imprinted on the nous unforgettably for many years. They
benefit the soul by bringing compunction and revealing fearful
wonders. As a result they keep the beholder reflective and in
awe. (As for example in Patriarch Jacob's vision of the Ladder)
Revelations are theorias granted to the purified and illumined
soul, in a way that transcends sense perception. They reveal the
mysteries of God.
St Nikitas goes on to explain that dreams are seen by materialistic
and sensually-minded people, whose nous is darkened by passions
and whose imagination is mocked by the demons. Visions are
associated with those well advanced on the spiritual path, who
have cleansed the soul's organs of perception. Revelations are
for perfect Christians, who are activated by the Holy Spirit and
whose soul is united to God through theology.
Some dreams are the result of our natural physical state and
impressions made on us during the day. Others are due to
passions, in other words, to unnatural impulses of the soul.
Some are clearly the work of demons. There are however
dreams that come from God and are revelations bestowed
by God, or the angels as God's messengers.
According to Evagrius Ponticus, the demons make an imprint
on the nous by arousing the memory. In general, as St. John
Climacus says, if we wake up from sleep peaceful, this shows
that we have been comforted by the angels unawares. If on
the other hand we wake up troubled, we are suffering as a
result of evil dreams and visions. This is not however absolute
proof, as there is a sort of joy mingled with pride which comes
from the devil.
We saw earlier that one category of dreams originates from
passions, weather of the body or the soul...by studying our
dreams we can observe which passions dominate us, in order to
fight against them.
St John Climacus writes that the heart of gluttons dreams of
food and nourishment, but the heart of those who mourn dreams

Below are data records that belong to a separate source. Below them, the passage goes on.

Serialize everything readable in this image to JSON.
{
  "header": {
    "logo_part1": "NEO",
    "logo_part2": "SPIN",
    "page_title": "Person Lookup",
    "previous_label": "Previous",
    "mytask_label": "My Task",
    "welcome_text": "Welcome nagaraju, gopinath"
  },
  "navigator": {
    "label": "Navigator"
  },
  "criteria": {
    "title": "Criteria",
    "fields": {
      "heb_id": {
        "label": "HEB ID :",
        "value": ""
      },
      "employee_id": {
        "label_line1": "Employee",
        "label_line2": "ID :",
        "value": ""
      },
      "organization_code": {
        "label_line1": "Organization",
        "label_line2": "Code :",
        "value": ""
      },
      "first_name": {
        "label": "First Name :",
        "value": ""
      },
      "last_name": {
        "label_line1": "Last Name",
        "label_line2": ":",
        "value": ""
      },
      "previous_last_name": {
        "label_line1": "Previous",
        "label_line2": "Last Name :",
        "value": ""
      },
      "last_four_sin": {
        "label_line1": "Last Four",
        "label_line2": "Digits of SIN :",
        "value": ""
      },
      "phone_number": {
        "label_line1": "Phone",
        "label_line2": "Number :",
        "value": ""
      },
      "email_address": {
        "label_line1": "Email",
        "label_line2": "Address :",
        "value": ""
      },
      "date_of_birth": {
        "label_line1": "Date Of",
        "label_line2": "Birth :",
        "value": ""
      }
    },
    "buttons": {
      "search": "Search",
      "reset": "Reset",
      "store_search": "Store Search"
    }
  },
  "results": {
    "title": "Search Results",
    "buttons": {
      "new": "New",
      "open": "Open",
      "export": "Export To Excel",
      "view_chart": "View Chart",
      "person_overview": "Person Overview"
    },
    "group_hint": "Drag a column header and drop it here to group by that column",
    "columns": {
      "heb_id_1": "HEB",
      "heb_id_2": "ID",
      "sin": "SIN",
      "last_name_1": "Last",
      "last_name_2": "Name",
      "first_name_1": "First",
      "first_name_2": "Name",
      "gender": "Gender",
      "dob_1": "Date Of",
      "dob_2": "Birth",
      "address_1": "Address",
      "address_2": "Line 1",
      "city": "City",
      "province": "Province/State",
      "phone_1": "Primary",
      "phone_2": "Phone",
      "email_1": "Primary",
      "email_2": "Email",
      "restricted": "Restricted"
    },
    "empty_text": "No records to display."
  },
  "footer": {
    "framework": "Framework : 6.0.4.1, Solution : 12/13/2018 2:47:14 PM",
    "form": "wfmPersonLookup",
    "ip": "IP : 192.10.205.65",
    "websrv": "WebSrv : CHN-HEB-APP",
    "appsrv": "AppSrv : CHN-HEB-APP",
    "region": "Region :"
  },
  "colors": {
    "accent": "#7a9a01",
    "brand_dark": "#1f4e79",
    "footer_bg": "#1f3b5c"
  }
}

of judgment and condemnation.
We know from the teaching of the Fathers that the human soul
has three powers or aspects; the appetitive (desiring) aspect, the
incensive aspect and the rational aspect. St Symeon the New
Theologian writes about how we can understand from dreams
which passions dominate us the most. When the soul's appetitive
aspect is stirred up by social contact, food and enjoyment, it sees
the same things in dreams. When the incensive aspect of the soul
is enraged against its fellows, it dreams of attacks by wild animals
and reptiles, of wars and battles. When the soul's rational faculty
is elated with arrogance and pride, it imagines itself being caught
up into the air, or seated on a high throne, or in command of a
St Nikitas Stethatos writes that if someone's soul is grasping and
avaricious , he dreams of gold everywhere, and imagines himself
acquiring it, lending it out at interest and storing it up in his
treasuries. And he is condemned for his callousness.
When a person lives all through the day with noetic prayer and
has learnt to converse with God, he does the same during sleep.
His dreams and revelations are linked with God and prayer. It is
possible for him to say the Jesus prayer with his lips even when
asleep. He feels his heart praying continuously.
Metropolitan Hierotheos end his chapter on dreams by giving us
some precious advice on how to deal with dreams. In summary,
a preventive action is required. We must limit our food intake.
We must occupy ourselves with the things of God, inner hesychia
and prayer before sleep. The most effective method of
confronting dreams is to stop them abruptly. We should avoid
thinking about them when we wake up.
Even if we were to reject dreams coming from God, for fear
that they might be from the devil and we could be deceived,
this is a good thing. God praises His servant because He knows
that he acts in this way for fear of being deceived by the devil
who transforms himself into an angel of light.
Confession, repentance and penitence are necessary to cleanse
us from passions. (And therefore help us with evil dreams caused
by our passions)
The advice of a wise spiritual father is very important in helping
us discern the source of our dreams (emphasis mine).
For the complete text of Metropolitan Hierotheos Vlachos' chapter
on dreams please read, "The Science of Spiritual Medicine",
p.180-190, Birth of the Theotokos Monastery 2010, available from
St Nectarios Press